A dragon’s body is made of very tough materials, heavy and hard enough to endure any attack by weapons. Even the inner flesh is hard. Job 41:24-29,
Its heart is as hard as stone, as hard as the lower millstone. When it raises itself up the gods are afraid; at the crashing they are beside themselves. Though the sword reaches it, it does not avail, nor does the spear, the dart, or the javelin. It counts iron as straw, and bronze as rotten wood. The arrow cannot make it flee; sling-stones, for it, are turned to chaff. Clubs are counted as chaff; it laughs at the rattle of javelins.”” (Ibid.)
Curiously, Chinese mythology has a bastardized dragon creature not unlike Lucifer called Zhulong. His name has an identical meaning to the name Lucifer.
The keyword in the names Zhuyin and Zhulong is zhu 燭 (simplified 烛) “torch; candle; shine upon; illuminate; light up” (cf. zhuo 灼 “burn; illuminate; bright”). One alternate Chuci name below writes zhu with the variant Chinese character zhuo 逴 or 趠 “quarrel, squabble; distant, far”.
Zhuyin uses zhu as a verb “illuminate; brighten” with yin 陰 (simplified 阴) “dark; shady; cloudy; overcast”, which is the feminine principle of Yin and Yang. Yin recurs below in the term jiuyin 九陰 “ninefold darkness”.
Zhulong uses zhu as a modifier “torch; candle” with long 龍 (simplified 龙) “Chinese dragon”. Compare the homophone zhulong 燭籠 “lantern” with long 籠 “basket; cage; receptacle”.”
Guo Pu, a Jin dynasty scholar and natural historian, wrote that Zhulong was known as, “Enlightener of the Darkness”
“‘Enlightener’ is a dragon; he enlightens the nine yin (darknesses, i.e. the nine points of the compass at the opposite, dark side of the earth, which is a flat disk; these nine points are North, South, East, West, North-east, North-west, South-east, South-west, and the Centre)”. (tr. Visser 1913:62)”

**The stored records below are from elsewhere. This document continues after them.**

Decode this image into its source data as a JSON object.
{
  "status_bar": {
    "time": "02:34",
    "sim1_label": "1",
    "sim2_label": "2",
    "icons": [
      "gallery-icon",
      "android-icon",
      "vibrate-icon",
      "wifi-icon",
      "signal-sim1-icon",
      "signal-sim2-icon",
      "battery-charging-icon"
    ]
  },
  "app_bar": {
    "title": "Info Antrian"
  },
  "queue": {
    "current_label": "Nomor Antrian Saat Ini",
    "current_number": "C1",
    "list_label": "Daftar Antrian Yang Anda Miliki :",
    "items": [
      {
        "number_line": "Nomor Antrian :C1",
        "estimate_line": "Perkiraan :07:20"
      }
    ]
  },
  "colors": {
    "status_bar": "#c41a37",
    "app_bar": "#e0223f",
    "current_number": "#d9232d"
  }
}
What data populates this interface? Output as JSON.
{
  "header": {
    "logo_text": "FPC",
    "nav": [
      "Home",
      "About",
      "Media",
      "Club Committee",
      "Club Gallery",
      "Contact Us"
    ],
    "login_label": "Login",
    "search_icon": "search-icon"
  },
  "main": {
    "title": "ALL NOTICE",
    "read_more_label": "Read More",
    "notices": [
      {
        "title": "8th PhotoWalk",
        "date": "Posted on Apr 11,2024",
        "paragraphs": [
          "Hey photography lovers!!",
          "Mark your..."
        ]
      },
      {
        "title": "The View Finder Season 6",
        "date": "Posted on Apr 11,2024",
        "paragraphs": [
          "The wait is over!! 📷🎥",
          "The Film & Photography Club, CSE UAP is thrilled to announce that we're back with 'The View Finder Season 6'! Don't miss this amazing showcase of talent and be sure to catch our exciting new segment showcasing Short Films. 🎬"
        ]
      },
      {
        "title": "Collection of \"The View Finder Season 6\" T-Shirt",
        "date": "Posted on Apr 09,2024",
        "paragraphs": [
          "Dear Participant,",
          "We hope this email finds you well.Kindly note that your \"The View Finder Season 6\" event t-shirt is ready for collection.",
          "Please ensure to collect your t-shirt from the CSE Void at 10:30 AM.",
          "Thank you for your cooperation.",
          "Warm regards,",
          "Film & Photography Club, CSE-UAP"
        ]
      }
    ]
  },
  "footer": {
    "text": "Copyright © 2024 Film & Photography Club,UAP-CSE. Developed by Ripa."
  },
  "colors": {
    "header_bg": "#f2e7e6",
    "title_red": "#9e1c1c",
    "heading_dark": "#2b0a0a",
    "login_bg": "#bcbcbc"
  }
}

This scarlet colored bastard dragon Zhulong is the great deceiver of the Earthly realm, controlling the elemental forces we experience in day and night. Compare that concept with the apocalyptic Revelations 12:3, “Then another sign appeared in heaven: and behold, a great red dragon having seven heads and ten horns, and on his heads were seven diadems…” Eerily similar, right?
But don’t you worry, the story told in the apocalyptic vision seems to end well.
“And war broke out in heaven: Michael and his angels fought against the dragon. The dragon and his angels fought back, but they were defeated, and there was no longer any place for them in heaven. The great dragon was thrown down, that ancient serpent, who is called the Devil and Satan, the deceiver of the whole world —he was thrown down to the earth; and his angels were thrown down with him.” (Rev. 12:7)
So if you see a dragon, fear not (unless he’s red and has a weird head(s)) because by all accounts, he’s a positive creature and protector of all us squishy folk.